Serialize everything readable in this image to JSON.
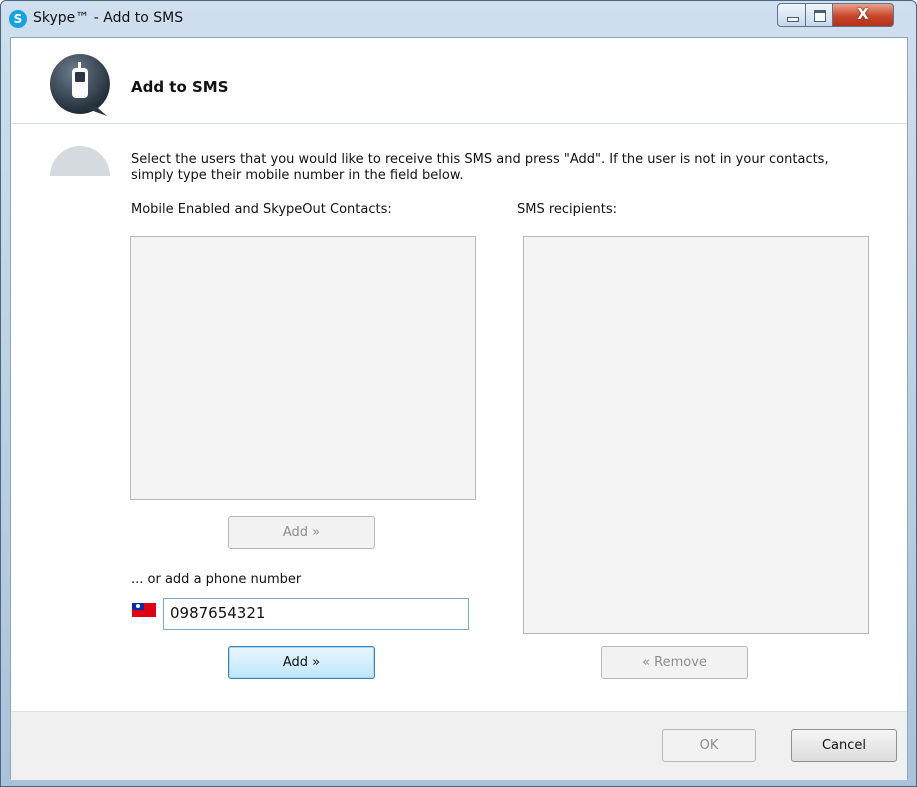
{
  "window": {
    "title": "Skype™ - Add to SMS",
    "app_icon_letter": "S",
    "close_glyph": "X"
  },
  "header": {
    "title": "Add to SMS",
    "icon": "skype-mobile-icon"
  },
  "description": "Select the users that you would like to receive this SMS and press \"Add\". If the user is not in your contacts, simply type their mobile number in the field below.",
  "contacts": {
    "label": "Mobile Enabled and SkypeOut Contacts:",
    "items": [],
    "add_button": "Add »"
  },
  "recipients": {
    "label": "SMS recipients:",
    "items": [],
    "remove_button": "« Remove"
  },
  "phone": {
    "label": "... or add a phone number",
    "value": "0987654321",
    "flag_icon": "taiwan-flag-icon",
    "add_button": "Add »"
  },
  "footer": {
    "ok_button": "OK",
    "cancel_button": "Cancel"
  },
  "colors": {
    "skype_blue": "#15a3e0",
    "close_red": "#c6462a",
    "focus_blue": "#3c7fb1"
  }
}
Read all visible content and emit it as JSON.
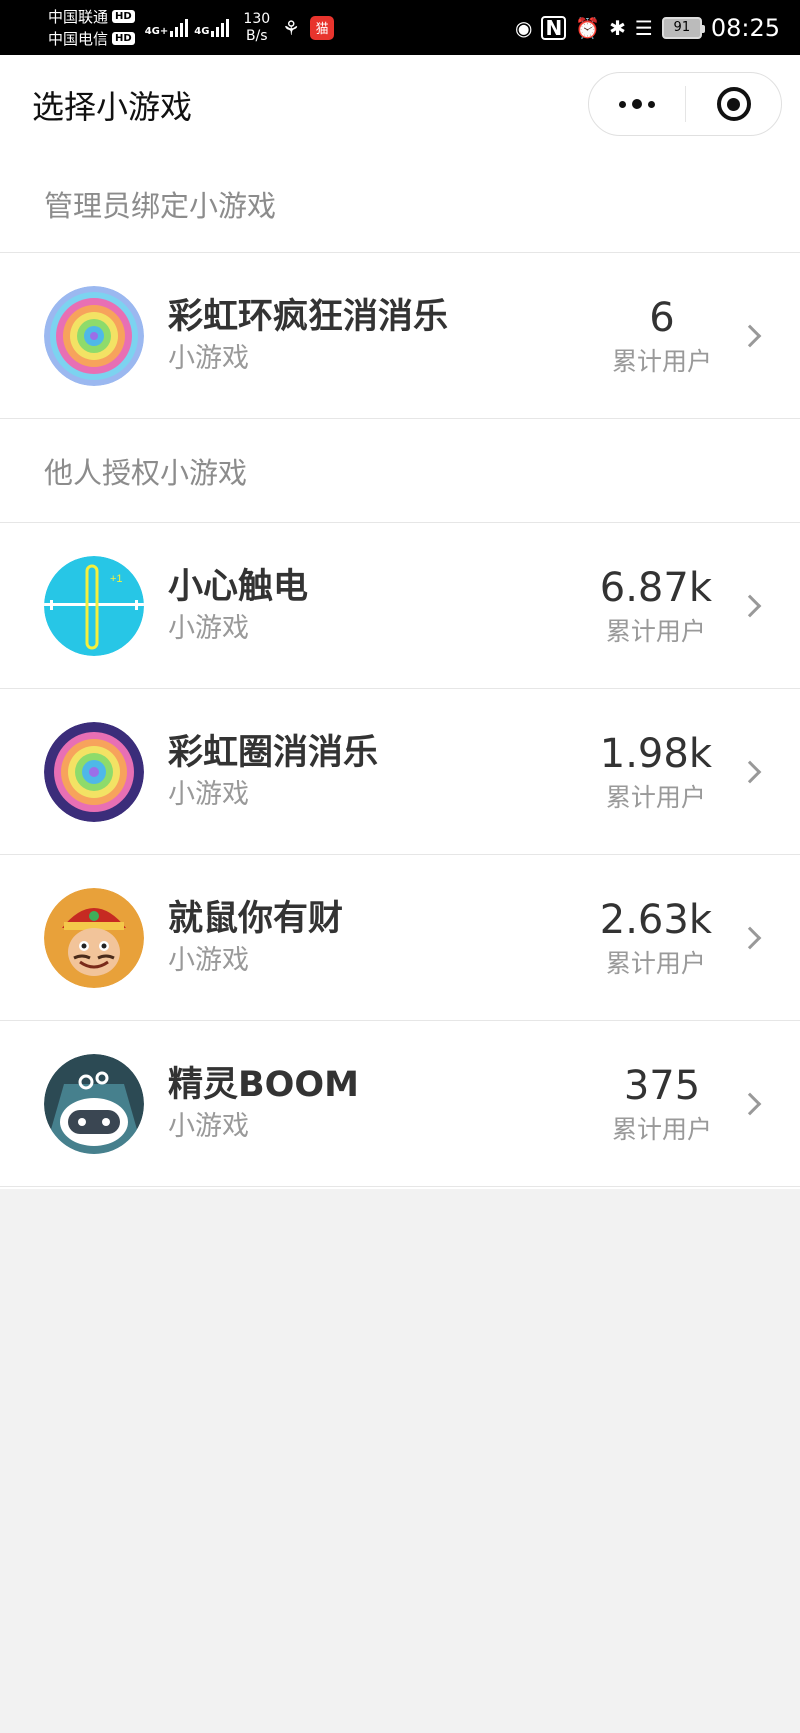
{
  "status_bar": {
    "carrier_1": "中国联通",
    "carrier_2": "中国电信",
    "hd": "HD",
    "net_1": "4G+",
    "net_2": "4G",
    "speed_value": "130",
    "speed_unit": "B/s",
    "app_badge": "猫",
    "battery": "91",
    "time": "08:25"
  },
  "nav": {
    "title": "选择小游戏"
  },
  "sections": [
    {
      "title": "管理员绑定小游戏",
      "games": [
        {
          "name": "彩虹环疯狂消消乐",
          "type": "小游戏",
          "users": "6",
          "users_label": "累计用户",
          "icon": "rainbow-ring-icon"
        }
      ]
    },
    {
      "title": "他人授权小游戏",
      "games": [
        {
          "name": "小心触电",
          "type": "小游戏",
          "users": "6.87k",
          "users_label": "累计用户",
          "icon": "electric-wire-icon"
        },
        {
          "name": "彩虹圈消消乐",
          "type": "小游戏",
          "users": "1.98k",
          "users_label": "累计用户",
          "icon": "rainbow-circle-icon"
        },
        {
          "name": "就鼠你有财",
          "type": "小游戏",
          "users": "2.63k",
          "users_label": "累计用户",
          "icon": "fortune-god-icon"
        },
        {
          "name": "精灵BOOM",
          "type": "小游戏",
          "users": "375",
          "users_label": "累计用户",
          "icon": "robot-sprite-icon"
        }
      ]
    }
  ],
  "colors": {
    "page_bg": "#f2f2f2",
    "card_bg": "#ffffff",
    "primary_text": "#333333",
    "secondary_text": "#999999"
  }
}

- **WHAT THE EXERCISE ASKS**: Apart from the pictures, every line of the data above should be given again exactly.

- **SOLVED PROBLEM**:
Serialize everything readable in this image to JSON.
{
  "window": {
    "title": "Skype™ - Add to SMS",
    "app_icon_letter": "S",
    "close_glyph": "X"
  },
  "header": {
    "title": "Add to SMS",
    "icon": "skype-mobile-icon"
  },
  "description": "Select the users that you would like to receive this SMS and press \"Add\". If the user is not in your contacts, simply type their mobile number in the field below.",
  "contacts": {
    "label": "Mobile Enabled and SkypeOut Contacts:",
    "items": [],
    "add_button": "Add »"
  },
  "recipients": {
    "label": "SMS recipients:",
    "items": [],
    "remove_button": "« Remove"
  },
  "phone": {
    "label": "... or add a phone number",
    "value": "0987654321",
    "flag_icon": "taiwan-flag-icon",
    "add_button": "Add »"
  },
  "footer": {
    "ok_button": "OK",
    "cancel_button": "Cancel"
  },
  "colors": {
    "skype_blue": "#15a3e0",
    "close_red": "#c6462a",
    "focus_blue": "#3c7fb1"
  }
}
Read all visible content and emit it as JSON.
{
  "status_bar": {
    "carrier_1": "中国联通",
    "carrier_2": "中国电信",
    "hd": "HD",
    "net_1": "4G+",
    "net_2": "4G",
    "speed_value": "130",
    "speed_unit": "B/s",
    "app_badge": "猫",
    "battery": "91",
    "time": "08:25"
  },
  "nav": {
    "title": "选择小游戏"
  },
  "sections": [
    {
      "title": "管理员绑定小游戏",
      "games": [
        {
          "name": "彩虹环疯狂消消乐",
          "type": "小游戏",
          "users": "6",
          "users_label": "累计用户",
          "icon": "rainbow-ring-icon"
        }
      ]
    },
    {
      "title": "他人授权小游戏",
      "games": [
        {
          "name": "小心触电",
          "type": "小游戏",
          "users": "6.87k",
          "users_label": "累计用户",
          "icon": "electric-wire-icon"
        },
        {
          "name": "彩虹圈消消乐",
          "type": "小游戏",
          "users": "1.98k",
          "users_label": "累计用户",
          "icon": "rainbow-circle-icon"
        },
        {
          "name": "就鼠你有财",
          "type": "小游戏",
          "users": "2.63k",
          "users_label": "累计用户",
          "icon": "fortune-god-icon"
        },
        {
          "name": "精灵BOOM",
          "type": "小游戏",
          "users": "375",
          "users_label": "累计用户",
          "icon": "robot-sprite-icon"
        }
      ]
    }
  ],
  "colors": {
    "page_bg": "#f2f2f2",
    "card_bg": "#ffffff",
    "primary_text": "#333333",
    "secondary_text": "#999999"
  }
}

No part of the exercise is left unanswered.